| PROBLEM TO SOLVE |
From the first line to the last, repeat the records exactly and skip the pictures.

[Dataset rows describing interfaces]
##########

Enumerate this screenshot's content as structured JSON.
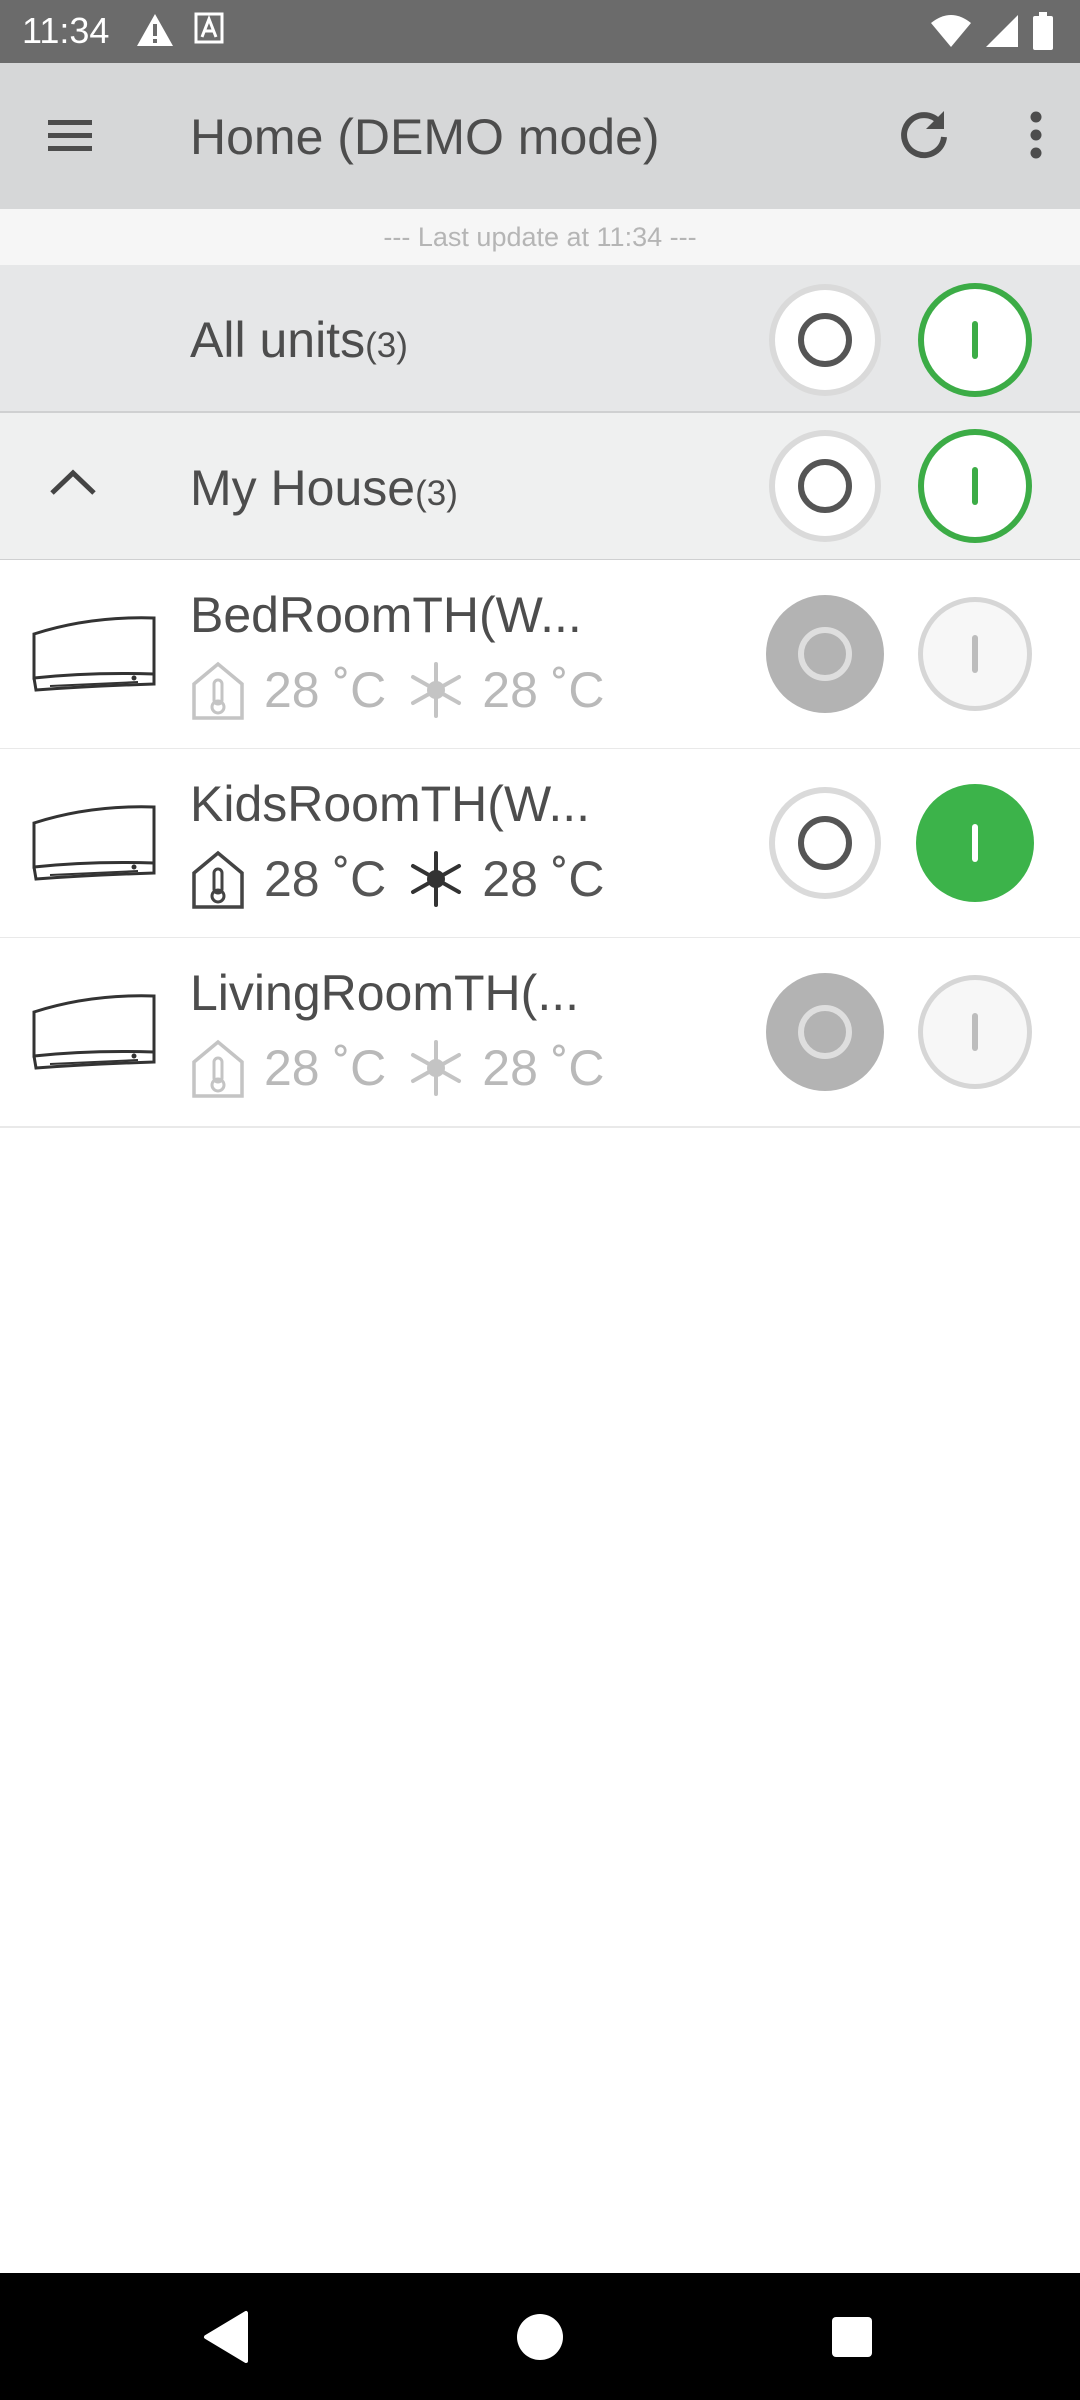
{
  "status_bar": {
    "time": "11:34",
    "left_icons": [
      "warning-icon",
      "a-box-icon"
    ],
    "right_icons": [
      "wifi-icon",
      "signal-icon",
      "battery-icon"
    ]
  },
  "app_bar": {
    "title": "Home (DEMO mode)",
    "icons": [
      "menu-icon",
      "refresh-icon",
      "more-vert-icon"
    ]
  },
  "last_update": "--- Last update at 11:34 ---",
  "groups": [
    {
      "label": "All units",
      "count": "(3)",
      "off_style": "outline",
      "on_style": "green-outline"
    },
    {
      "label": "My House",
      "count": "(3)",
      "off_style": "outline",
      "on_style": "green-outline",
      "expanded": true
    }
  ],
  "units": [
    {
      "name": "BedRoomTH(W...",
      "indoor_temp": "28 ˚C",
      "set_temp": "28 ˚C",
      "mode_icon": "snowflake-icon",
      "state": "disabled"
    },
    {
      "name": "KidsRoomTH(W...",
      "indoor_temp": "28 ˚C",
      "set_temp": "28 ˚C",
      "mode_icon": "snowflake-icon",
      "state": "on"
    },
    {
      "name": "LivingRoomTH(...",
      "indoor_temp": "28 ˚C",
      "set_temp": "28 ˚C",
      "mode_icon": "snowflake-icon",
      "state": "disabled"
    }
  ],
  "colors": {
    "status_bar": "#6b6b6b",
    "app_bar": "#d6d7d8",
    "green": "#3cac46",
    "text": "#4d4d4d",
    "inactive_text": "#b9b9b9"
  },
  "nav_bar": {
    "icons": [
      "back-icon",
      "home-icon",
      "recents-icon"
    ]
  }
}
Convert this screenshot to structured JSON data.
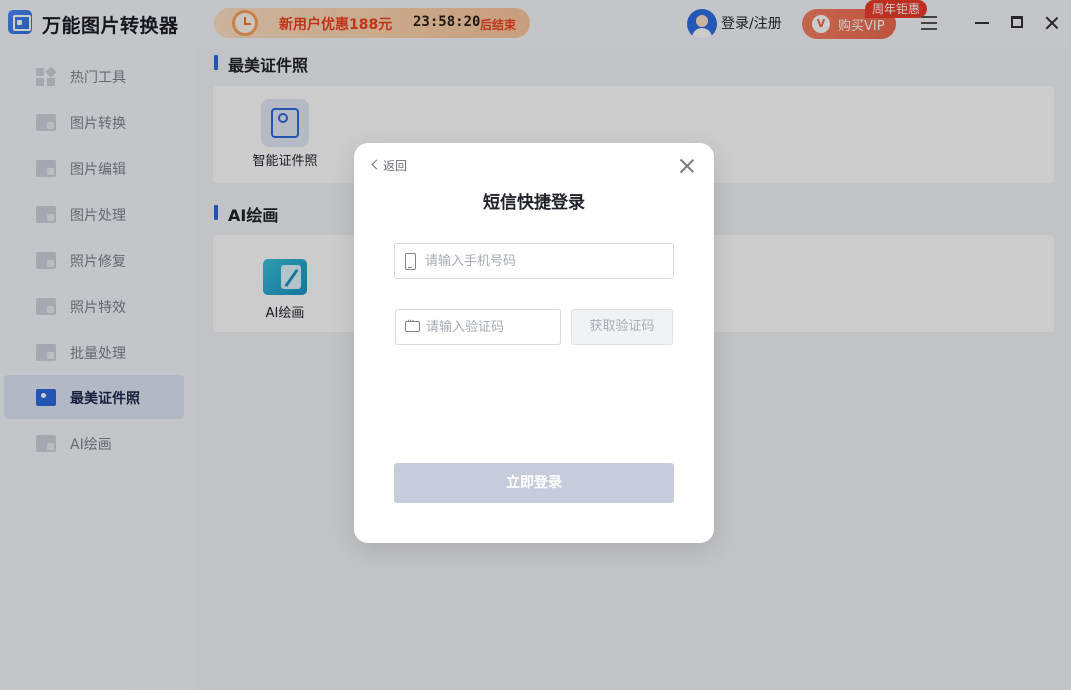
{
  "app": {
    "title": "万能图片转换器"
  },
  "promo": {
    "text": "新用户优惠188元",
    "timer": "23:58:20",
    "suffix": "后结束"
  },
  "header": {
    "login_label": "登录/注册",
    "vip_label": "购买VIP",
    "vip_badge": "周年钜惠"
  },
  "sidebar": {
    "items": [
      {
        "label": "热门工具",
        "icon": "grid-icon"
      },
      {
        "label": "图片转换",
        "icon": "image-convert-icon"
      },
      {
        "label": "图片编辑",
        "icon": "image-edit-icon"
      },
      {
        "label": "图片处理",
        "icon": "image-process-icon"
      },
      {
        "label": "照片修复",
        "icon": "photo-repair-icon"
      },
      {
        "label": "照片特效",
        "icon": "photo-effect-icon"
      },
      {
        "label": "批量处理",
        "icon": "batch-icon"
      },
      {
        "label": "最美证件照",
        "icon": "id-photo-icon",
        "active": true
      },
      {
        "label": "AI绘画",
        "icon": "ai-paint-icon"
      }
    ]
  },
  "main": {
    "sections": [
      {
        "title": "最美证件照",
        "tools": [
          {
            "label": "智能证件照"
          }
        ]
      },
      {
        "title": "AI绘画",
        "tools": [
          {
            "label": "AI绘画"
          }
        ]
      }
    ]
  },
  "modal": {
    "back_label": "返回",
    "title": "短信快捷登录",
    "phone_placeholder": "请输入手机号码",
    "code_placeholder": "请输入验证码",
    "get_code_label": "获取验证码",
    "submit_label": "立即登录"
  },
  "colors": {
    "accent": "#2e6bdf",
    "promo_red": "#f0421e",
    "vip": "#f06a4e",
    "submit_disabled": "#c6ccdc"
  }
}
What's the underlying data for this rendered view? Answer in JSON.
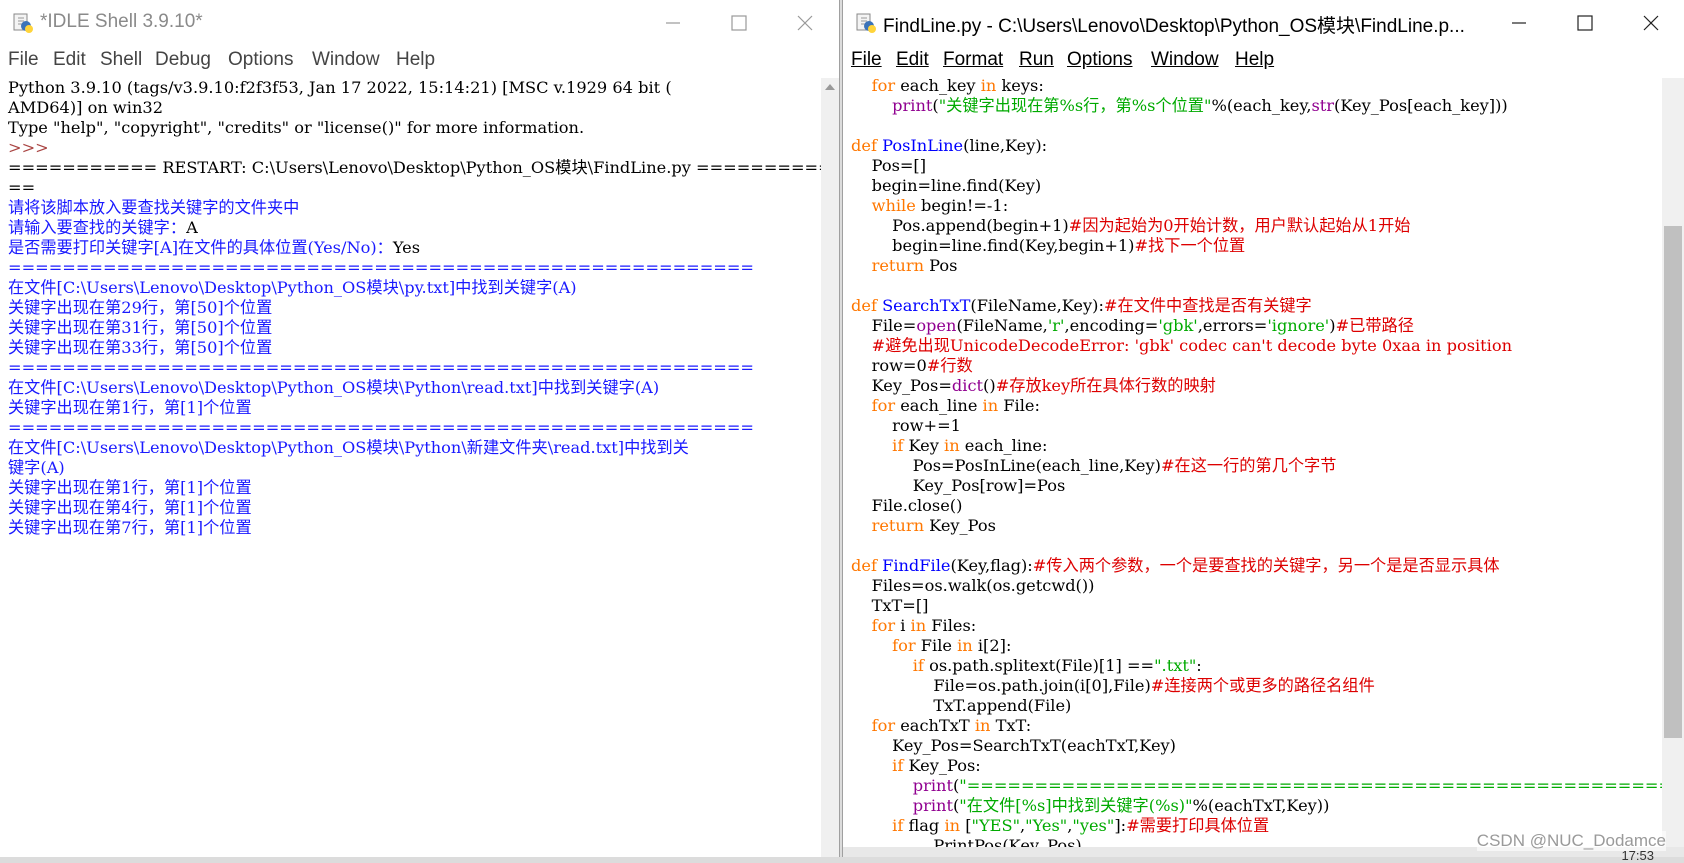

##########

| RESULT FOR THIS TASK |
Enumerate this screenshot's content as structured JSON.
{
  "status_bar": {
    "time": "11:34",
    "left_icons": [
      "warning-icon",
      "a-box-icon"
    ],
    "right_icons": [
      "wifi-icon",
      "signal-icon",
      "battery-icon"
    ]
  },
  "app_bar": {
    "title": "Home (DEMO mode)",
    "icons": [
      "menu-icon",
      "refresh-icon",
      "more-vert-icon"
    ]
  },
  "last_update": "--- Last update at 11:34 ---",
  "groups": [
    {
      "label": "All units",
      "count": "(3)",
      "off_style": "outline",
      "on_style": "green-outline"
    },
    {
      "label": "My House",
      "count": "(3)",
      "off_style": "outline",
      "on_style": "green-outline",
      "expanded": true
    }
  ],
  "units": [
    {
      "name": "BedRoomTH(W...",
      "indoor_temp": "28 ˚C",
      "set_temp": "28 ˚C",
      "mode_icon": "snowflake-icon",
      "state": "disabled"
    },
    {
      "name": "KidsRoomTH(W...",
      "indoor_temp": "28 ˚C",
      "set_temp": "28 ˚C",
      "mode_icon": "snowflake-icon",
      "state": "on"
    },
    {
      "name": "LivingRoomTH(...",
      "indoor_temp": "28 ˚C",
      "set_temp": "28 ˚C",
      "mode_icon": "snowflake-icon",
      "state": "disabled"
    }
  ],
  "colors": {
    "status_bar": "#6b6b6b",
    "app_bar": "#d6d7d8",
    "green": "#3cac46",
    "text": "#4d4d4d",
    "inactive_text": "#b9b9b9"
  },
  "nav_bar": {
    "icons": [
      "back-icon",
      "home-icon",
      "recents-icon"
    ]
  }
}
Convert this screenshot to structured JSON data.
{
  "app": {
    "title": "万能图片转换器"
  },
  "promo": {
    "text": "新用户优惠188元",
    "timer": "23:58:20",
    "suffix": "后结束"
  },
  "header": {
    "login_label": "登录/注册",
    "vip_label": "购买VIP",
    "vip_badge": "周年钜惠"
  },
  "sidebar": {
    "items": [
      {
        "label": "热门工具",
        "icon": "grid-icon"
      },
      {
        "label": "图片转换",
        "icon": "image-convert-icon"
      },
      {
        "label": "图片编辑",
        "icon": "image-edit-icon"
      },
      {
        "label": "图片处理",
        "icon": "image-process-icon"
      },
      {
        "label": "照片修复",
        "icon": "photo-repair-icon"
      },
      {
        "label": "照片特效",
        "icon": "photo-effect-icon"
      },
      {
        "label": "批量处理",
        "icon": "batch-icon"
      },
      {
        "label": "最美证件照",
        "icon": "id-photo-icon",
        "active": true
      },
      {
        "label": "AI绘画",
        "icon": "ai-paint-icon"
      }
    ]
  },
  "main": {
    "sections": [
      {
        "title": "最美证件照",
        "tools": [
          {
            "label": "智能证件照"
          }
        ]
      },
      {
        "title": "AI绘画",
        "tools": [
          {
            "label": "AI绘画"
          }
        ]
      }
    ]
  },
  "modal": {
    "back_label": "返回",
    "title": "短信快捷登录",
    "phone_placeholder": "请输入手机号码",
    "code_placeholder": "请输入验证码",
    "get_code_label": "获取验证码",
    "submit_label": "立即登录"
  },
  "colors": {
    "accent": "#2e6bdf",
    "promo_red": "#f0421e",
    "vip": "#f06a4e",
    "submit_disabled": "#c6ccdc"
  }
}
What's the underlying data for this rendered view? Answer in JSON.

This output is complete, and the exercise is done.